As a biological male, I was painfully ignorant of the female reproductive system for the vast majority of my life (and I can only assume that high school females are equally lost on the topic of the male reproductive system). Society’s stigma towards female genitalia is perpetuated when schools refuse to educate children about vulvas. That phrase alone might upset some people: educate children about vulvas, and therein lies the problem. The reproductive organs are an entirely natural part of the human body; today’s vilification of those organs is arbitrary, harmful, and unwarranted. If the only defense one can surmise against teaching young boys about female anatomy is “it’s obscene,” then there is a larger societal problem at work that can only be addressed when ignorance is dealt with, and ignorance can only be dealt with via education. 

The “abstinence only” doctrine comes with a subtext: “until marriage.” I am not here to challenge religious practices and traditions.

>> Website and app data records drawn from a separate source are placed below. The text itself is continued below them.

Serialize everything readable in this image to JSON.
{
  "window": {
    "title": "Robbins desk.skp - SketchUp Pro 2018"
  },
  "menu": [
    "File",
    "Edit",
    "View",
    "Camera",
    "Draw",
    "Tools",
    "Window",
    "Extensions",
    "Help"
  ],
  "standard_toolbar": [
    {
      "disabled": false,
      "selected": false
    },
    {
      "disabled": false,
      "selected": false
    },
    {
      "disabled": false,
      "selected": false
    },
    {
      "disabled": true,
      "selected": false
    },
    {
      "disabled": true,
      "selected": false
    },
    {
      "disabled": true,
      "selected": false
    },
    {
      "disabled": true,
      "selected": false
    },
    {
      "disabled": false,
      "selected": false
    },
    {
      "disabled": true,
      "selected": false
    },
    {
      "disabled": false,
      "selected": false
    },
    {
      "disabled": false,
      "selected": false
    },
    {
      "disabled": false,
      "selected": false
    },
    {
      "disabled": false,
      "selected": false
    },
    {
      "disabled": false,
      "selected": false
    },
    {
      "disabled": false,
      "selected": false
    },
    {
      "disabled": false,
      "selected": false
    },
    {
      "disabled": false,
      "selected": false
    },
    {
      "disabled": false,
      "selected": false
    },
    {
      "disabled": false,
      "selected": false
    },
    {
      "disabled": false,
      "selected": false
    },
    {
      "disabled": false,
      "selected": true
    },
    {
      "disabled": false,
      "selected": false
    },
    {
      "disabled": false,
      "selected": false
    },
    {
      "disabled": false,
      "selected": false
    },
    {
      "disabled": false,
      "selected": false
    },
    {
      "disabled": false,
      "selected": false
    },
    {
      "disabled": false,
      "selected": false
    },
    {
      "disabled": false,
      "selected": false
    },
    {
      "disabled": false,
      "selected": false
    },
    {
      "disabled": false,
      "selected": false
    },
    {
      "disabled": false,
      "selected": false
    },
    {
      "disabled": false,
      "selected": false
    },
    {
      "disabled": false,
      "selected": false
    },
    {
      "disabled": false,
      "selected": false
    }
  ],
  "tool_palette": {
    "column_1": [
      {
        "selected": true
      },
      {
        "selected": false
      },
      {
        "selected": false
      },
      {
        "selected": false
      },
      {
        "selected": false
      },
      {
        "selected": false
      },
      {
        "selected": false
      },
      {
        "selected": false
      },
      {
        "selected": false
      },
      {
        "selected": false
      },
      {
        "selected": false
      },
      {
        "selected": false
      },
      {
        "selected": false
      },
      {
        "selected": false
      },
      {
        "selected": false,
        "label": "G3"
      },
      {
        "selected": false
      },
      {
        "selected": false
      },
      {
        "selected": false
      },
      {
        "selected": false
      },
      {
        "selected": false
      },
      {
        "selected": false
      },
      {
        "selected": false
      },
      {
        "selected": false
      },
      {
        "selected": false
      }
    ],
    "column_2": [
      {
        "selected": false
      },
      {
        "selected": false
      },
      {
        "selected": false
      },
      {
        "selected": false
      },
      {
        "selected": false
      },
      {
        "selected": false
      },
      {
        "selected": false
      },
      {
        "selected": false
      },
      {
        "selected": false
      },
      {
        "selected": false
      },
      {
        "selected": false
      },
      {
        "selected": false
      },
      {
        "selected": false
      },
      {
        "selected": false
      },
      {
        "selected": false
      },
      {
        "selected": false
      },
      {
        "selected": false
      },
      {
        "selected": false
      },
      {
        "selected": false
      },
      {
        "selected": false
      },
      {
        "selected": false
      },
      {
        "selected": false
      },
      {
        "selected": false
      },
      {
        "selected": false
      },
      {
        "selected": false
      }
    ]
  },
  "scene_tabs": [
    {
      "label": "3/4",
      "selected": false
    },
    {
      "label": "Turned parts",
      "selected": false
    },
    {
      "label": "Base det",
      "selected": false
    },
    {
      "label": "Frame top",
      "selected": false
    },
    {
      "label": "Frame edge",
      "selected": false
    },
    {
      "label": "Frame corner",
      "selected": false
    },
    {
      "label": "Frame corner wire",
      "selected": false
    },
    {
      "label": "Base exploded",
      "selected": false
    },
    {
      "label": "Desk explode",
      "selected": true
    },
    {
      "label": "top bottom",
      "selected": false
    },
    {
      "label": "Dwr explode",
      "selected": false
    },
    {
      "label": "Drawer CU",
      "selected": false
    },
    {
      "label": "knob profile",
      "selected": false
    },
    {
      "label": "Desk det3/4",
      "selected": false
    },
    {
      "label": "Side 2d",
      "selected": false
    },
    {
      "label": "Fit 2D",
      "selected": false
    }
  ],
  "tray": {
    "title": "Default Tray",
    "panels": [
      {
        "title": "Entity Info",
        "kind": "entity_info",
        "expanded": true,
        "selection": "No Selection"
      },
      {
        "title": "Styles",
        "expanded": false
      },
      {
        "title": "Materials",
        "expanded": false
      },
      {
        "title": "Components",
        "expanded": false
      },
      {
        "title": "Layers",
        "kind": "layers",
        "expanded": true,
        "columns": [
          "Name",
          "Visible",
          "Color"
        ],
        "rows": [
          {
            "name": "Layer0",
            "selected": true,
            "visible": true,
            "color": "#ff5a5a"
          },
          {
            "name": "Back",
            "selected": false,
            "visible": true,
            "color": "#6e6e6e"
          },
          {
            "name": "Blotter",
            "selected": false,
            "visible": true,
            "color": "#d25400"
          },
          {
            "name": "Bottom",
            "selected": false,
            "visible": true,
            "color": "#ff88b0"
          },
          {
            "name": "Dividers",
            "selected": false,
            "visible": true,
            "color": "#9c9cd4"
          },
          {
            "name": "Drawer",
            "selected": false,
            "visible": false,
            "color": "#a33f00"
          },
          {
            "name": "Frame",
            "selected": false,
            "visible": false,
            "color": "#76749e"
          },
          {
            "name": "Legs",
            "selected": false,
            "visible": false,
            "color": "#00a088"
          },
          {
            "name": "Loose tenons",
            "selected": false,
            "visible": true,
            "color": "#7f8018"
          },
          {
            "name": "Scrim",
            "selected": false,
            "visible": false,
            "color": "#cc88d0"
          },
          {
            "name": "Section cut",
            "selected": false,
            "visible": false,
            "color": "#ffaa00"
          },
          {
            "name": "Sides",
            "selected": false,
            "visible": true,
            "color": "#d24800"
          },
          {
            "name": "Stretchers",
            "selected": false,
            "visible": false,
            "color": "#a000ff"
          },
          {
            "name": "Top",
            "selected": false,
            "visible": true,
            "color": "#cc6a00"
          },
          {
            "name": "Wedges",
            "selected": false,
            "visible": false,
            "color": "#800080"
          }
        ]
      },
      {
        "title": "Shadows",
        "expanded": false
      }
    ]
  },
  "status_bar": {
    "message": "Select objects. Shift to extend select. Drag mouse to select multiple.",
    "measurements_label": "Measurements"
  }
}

And just as it is not my place to discuss the merits or faults of religion, it is not the place of schools to promote such dictatorial values onto students whose beliefs might not align with what is taught. Teenagers who already believe in abstinence before marriage do not need to be superfluously lectured in class, and teenagers who believe in sexual liberty should not be controlled and suppressed; once the connotation of grotesquery around sex is lifted, society can finally address issues like “slut shaming” to hopefully cleanse the disparity of stereotyping between sexually active men and sexually active women.

In a perfect world, teenagers would practice abstinence. But this world is not perfect. It is a fact, plain and simple, that young people are going to be sexually active. Not even the school board can truly deny this, despite the great lengths they go to to do just that. It is time for a change; the writers of Kansas school curriculum need to adapt to real life and accept that fact, and every day their heads remain buried deep within their own rectal cavities is a day in which they have failed precisely the people they have sworn and are obligated to protect.